Jason Takes Manhattan is not the best of these films, but it is among the most interesting. It follows a group of high school seniors who are all set to take a big trip up to the Big Apple, but there's one problem: their journey begins at Crystal Lake, where Jason sank at the end of the last film. He's reanimated by an electrical accident, climbs aboard, and begins causing havoc. Sadly, he only really "takes" Manhattan in the final minutes, but in between there's a brutal and often silly cruise that some Friday fans love and others loathe. Whether you dig the film or not, it remains a fascinating cultural artifact in terms of how far slasher franchises were willing to go in the '80s to keep churning out sequels.
Rick Moranis hasn't made a major live-action film appearance in more than 20 years, but once upon a time he was a comedy powerhouse, and Honey, I Shrunk the Kids was one of his most successful showcases.
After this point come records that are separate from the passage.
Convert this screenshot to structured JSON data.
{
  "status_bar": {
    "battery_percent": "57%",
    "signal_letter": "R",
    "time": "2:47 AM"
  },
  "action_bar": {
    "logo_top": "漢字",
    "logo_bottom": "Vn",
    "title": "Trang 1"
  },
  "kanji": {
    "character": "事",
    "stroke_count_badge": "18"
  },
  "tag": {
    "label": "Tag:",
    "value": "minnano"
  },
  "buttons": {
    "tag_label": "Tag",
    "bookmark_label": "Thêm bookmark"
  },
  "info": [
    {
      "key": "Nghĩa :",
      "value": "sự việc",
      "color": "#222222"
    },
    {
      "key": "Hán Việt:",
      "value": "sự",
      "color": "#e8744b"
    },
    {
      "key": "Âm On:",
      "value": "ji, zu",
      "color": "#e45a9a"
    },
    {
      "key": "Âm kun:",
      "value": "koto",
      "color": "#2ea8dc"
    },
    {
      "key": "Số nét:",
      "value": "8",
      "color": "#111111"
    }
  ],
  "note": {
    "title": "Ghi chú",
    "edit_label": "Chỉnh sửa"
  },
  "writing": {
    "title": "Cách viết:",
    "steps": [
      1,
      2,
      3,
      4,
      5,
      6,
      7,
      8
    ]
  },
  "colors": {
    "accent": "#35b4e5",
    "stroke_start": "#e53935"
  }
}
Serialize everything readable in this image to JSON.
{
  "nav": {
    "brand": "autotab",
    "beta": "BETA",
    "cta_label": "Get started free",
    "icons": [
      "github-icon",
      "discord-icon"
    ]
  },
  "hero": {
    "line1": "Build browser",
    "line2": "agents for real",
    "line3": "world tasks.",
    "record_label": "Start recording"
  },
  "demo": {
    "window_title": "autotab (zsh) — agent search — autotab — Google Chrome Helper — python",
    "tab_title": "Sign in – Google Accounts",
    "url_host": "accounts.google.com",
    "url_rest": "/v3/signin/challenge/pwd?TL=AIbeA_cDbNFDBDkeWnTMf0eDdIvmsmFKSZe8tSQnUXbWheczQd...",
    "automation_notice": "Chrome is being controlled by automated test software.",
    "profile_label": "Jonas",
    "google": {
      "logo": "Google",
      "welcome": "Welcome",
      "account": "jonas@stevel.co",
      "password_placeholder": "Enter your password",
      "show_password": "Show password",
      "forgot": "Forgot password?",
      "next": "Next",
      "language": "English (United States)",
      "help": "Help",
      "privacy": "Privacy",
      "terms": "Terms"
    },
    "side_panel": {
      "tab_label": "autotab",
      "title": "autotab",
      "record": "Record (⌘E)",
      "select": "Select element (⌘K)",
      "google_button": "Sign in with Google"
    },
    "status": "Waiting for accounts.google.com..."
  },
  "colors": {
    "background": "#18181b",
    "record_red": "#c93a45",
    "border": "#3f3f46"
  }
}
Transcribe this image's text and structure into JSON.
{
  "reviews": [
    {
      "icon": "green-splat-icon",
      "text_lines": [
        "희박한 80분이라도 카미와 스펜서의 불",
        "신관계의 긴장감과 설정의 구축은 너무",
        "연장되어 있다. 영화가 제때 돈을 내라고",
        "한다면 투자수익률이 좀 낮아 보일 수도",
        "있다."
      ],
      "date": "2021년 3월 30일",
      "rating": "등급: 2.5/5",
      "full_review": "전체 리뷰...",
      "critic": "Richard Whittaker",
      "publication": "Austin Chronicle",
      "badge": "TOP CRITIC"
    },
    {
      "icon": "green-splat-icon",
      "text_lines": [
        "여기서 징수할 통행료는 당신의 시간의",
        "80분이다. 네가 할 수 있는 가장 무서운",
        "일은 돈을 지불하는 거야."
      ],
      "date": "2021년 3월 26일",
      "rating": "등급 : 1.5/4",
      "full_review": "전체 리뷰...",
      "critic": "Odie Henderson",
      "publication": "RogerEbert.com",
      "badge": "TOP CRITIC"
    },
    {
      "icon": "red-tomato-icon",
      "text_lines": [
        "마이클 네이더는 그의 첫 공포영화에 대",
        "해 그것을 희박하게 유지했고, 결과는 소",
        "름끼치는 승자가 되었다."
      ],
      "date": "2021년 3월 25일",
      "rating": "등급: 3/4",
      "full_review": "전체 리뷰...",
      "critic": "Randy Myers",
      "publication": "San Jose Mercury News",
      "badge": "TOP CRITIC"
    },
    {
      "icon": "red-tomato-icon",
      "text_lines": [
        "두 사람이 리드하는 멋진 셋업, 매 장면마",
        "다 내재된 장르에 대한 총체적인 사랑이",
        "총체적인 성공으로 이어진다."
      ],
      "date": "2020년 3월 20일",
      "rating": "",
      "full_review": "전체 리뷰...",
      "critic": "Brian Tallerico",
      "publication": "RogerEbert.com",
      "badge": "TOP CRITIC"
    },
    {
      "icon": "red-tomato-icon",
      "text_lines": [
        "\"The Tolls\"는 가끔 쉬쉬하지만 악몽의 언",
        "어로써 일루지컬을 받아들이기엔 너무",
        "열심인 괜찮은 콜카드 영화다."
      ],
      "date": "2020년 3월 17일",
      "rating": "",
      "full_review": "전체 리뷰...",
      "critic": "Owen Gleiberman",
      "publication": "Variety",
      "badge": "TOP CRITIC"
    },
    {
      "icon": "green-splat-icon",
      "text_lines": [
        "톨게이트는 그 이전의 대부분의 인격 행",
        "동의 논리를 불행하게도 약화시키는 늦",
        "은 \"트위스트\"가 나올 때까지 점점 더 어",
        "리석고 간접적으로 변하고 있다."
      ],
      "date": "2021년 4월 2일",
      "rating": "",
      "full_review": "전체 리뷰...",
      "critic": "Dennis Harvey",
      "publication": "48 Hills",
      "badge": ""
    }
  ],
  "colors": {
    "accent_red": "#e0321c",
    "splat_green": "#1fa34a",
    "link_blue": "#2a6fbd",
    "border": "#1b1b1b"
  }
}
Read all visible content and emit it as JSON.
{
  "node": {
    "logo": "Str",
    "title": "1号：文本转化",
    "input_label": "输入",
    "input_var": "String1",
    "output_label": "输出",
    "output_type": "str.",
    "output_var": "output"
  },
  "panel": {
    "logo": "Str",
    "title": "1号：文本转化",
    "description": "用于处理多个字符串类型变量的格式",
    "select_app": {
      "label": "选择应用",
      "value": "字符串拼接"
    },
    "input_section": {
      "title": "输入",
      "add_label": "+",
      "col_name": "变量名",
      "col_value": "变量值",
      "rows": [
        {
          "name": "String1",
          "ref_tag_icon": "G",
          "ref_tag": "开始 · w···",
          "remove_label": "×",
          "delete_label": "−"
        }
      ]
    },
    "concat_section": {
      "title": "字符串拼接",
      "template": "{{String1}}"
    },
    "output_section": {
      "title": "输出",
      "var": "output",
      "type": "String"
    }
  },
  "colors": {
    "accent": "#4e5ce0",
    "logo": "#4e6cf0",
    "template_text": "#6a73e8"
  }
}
Moranis is a master of in-over-your-head, nerdy comedy, and in that regard he was perhaps never more perfectly cast than he is in this film. Keep watching the video to learn more about Movies you won't believe were released 30 years ago.
#Movies #80sClassics #Batman89
Batman | 0:24
Friday the 13th Part VIII: Jason Takes Manhattan | 1:43
Honey, I Shrunk The Kids | 2:39
Back to the Future Part II | 3:30
Field of Dreams | 4:13
Star Trek V: The Final Frontier | 5:14
Pet Sematary | 6:03
Indiana Jones and the Last Crusade | 7:09
Heathers | 8:00
Bill and Ted's Excellent Adventure | 8:53